## WHAT IS REQUIRED
Each entry below should be reproduced character for character.

Web page and app entries:
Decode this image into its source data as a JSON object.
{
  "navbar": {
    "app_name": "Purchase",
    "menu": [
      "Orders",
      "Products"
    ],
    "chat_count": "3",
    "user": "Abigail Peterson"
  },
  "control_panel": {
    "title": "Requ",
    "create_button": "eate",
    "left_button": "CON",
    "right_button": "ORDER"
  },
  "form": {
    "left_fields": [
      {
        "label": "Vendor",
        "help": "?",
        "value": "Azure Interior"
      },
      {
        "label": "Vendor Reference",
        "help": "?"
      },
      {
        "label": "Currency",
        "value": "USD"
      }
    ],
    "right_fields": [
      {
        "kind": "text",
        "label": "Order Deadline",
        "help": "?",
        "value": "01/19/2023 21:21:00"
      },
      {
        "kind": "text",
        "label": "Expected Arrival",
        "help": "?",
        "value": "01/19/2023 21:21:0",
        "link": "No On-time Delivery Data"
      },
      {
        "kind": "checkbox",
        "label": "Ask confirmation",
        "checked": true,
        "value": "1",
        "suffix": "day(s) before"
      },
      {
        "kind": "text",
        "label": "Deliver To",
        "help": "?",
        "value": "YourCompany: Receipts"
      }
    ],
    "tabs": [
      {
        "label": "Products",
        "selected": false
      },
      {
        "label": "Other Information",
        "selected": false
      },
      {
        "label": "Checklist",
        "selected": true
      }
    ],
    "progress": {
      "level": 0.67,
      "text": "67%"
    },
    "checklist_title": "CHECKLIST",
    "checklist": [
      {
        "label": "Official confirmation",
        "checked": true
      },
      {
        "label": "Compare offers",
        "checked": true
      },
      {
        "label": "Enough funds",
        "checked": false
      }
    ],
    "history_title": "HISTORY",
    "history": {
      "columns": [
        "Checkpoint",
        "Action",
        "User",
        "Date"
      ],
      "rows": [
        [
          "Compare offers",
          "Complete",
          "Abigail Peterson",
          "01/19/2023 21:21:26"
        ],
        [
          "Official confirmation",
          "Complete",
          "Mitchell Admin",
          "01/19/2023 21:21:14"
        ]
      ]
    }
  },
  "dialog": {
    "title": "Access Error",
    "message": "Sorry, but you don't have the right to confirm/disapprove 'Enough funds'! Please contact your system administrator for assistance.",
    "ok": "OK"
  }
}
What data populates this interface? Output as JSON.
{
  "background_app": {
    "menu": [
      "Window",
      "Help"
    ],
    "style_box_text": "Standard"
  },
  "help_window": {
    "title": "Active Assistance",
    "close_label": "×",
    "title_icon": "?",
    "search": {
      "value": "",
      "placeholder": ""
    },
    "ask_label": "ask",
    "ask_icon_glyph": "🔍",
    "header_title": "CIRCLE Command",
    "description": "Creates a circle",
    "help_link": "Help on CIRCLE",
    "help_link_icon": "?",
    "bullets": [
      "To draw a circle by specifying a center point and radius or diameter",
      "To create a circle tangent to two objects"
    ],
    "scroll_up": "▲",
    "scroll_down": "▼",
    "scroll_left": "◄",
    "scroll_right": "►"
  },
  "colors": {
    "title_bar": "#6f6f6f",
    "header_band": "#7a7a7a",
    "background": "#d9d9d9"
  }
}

## TASK OUTPUT
Decode this image into its source data as a JSON object.
{
  "navbar": {
    "app_name": "Purchase",
    "menu": [
      "Orders",
      "Products"
    ],
    "chat_count": "3",
    "user": "Abigail Peterson"
  },
  "control_panel": {
    "title": "Requ",
    "create_button": "eate",
    "left_button": "CON",
    "right_button": "ORDER"
  },
  "form": {
    "left_fields": [
      {
        "label": "Vendor",
        "help": "?",
        "value": "Azure Interior"
      },
      {
        "label": "Vendor Reference",
        "help": "?"
      },
      {
        "label": "Currency",
        "value": "USD"
      }
    ],
    "right_fields": [
      {
        "kind": "text",
        "label": "Order Deadline",
        "help": "?",
        "value": "01/19/2023 21:21:00"
      },
      {
        "kind": "text",
        "label": "Expected Arrival",
        "help": "?",
        "value": "01/19/2023 21:21:0",
        "link": "No On-time Delivery Data"
      },
      {
        "kind": "checkbox",
        "label": "Ask confirmation",
        "checked": true,
        "value": "1",
        "suffix": "day(s) before"
      },
      {
        "kind": "text",
        "label": "Deliver To",
        "help": "?",
        "value": "YourCompany: Receipts"
      }
    ],
    "tabs": [
      {
        "label": "Products",
        "selected": false
      },
      {
        "label": "Other Information",
        "selected": false
      },
      {
        "label": "Checklist",
        "selected": true
      }
    ],
    "progress": {
      "level": 0.67,
      "text": "67%"
    },
    "checklist_title": "CHECKLIST",
    "checklist": [
      {
        "label": "Official confirmation",
        "checked": true
      },
      {
        "label": "Compare offers",
        "checked": true
      },
      {
        "label": "Enough funds",
        "checked": false
      }
    ],
    "history_title": "HISTORY",
    "history": {
      "columns": [
        "Checkpoint",
        "Action",
        "User",
        "Date"
      ],
      "rows": [
        [
          "Compare offers",
          "Complete",
          "Abigail Peterson",
          "01/19/2023 21:21:26"
        ],
        [
          "Official confirmation",
          "Complete",
          "Mitchell Admin",
          "01/19/2023 21:21:14"
        ]
      ]
    }
  },
  "dialog": {
    "title": "Access Error",
    "message": "Sorry, but you don't have the right to confirm/disapprove 'Enough funds'! Please contact your system administrator for assistance.",
    "ok": "OK"
  }
}
What data populates this interface? Output as JSON.
{
  "background_app": {
    "menu": [
      "Window",
      "Help"
    ],
    "style_box_text": "Standard"
  },
  "help_window": {
    "title": "Active Assistance",
    "close_label": "×",
    "title_icon": "?",
    "search": {
      "value": "",
      "placeholder": ""
    },
    "ask_label": "ask",
    "ask_icon_glyph": "🔍",
    "header_title": "CIRCLE Command",
    "description": "Creates a circle",
    "help_link": "Help on CIRCLE",
    "help_link_icon": "?",
    "bullets": [
      "To draw a circle by specifying a center point and radius or diameter",
      "To create a circle tangent to two objects"
    ],
    "scroll_up": "▲",
    "scroll_down": "▼",
    "scroll_left": "◄",
    "scroll_right": "►"
  },
  "colors": {
    "title_bar": "#6f6f6f",
    "header_band": "#7a7a7a",
    "background": "#d9d9d9"
  }
}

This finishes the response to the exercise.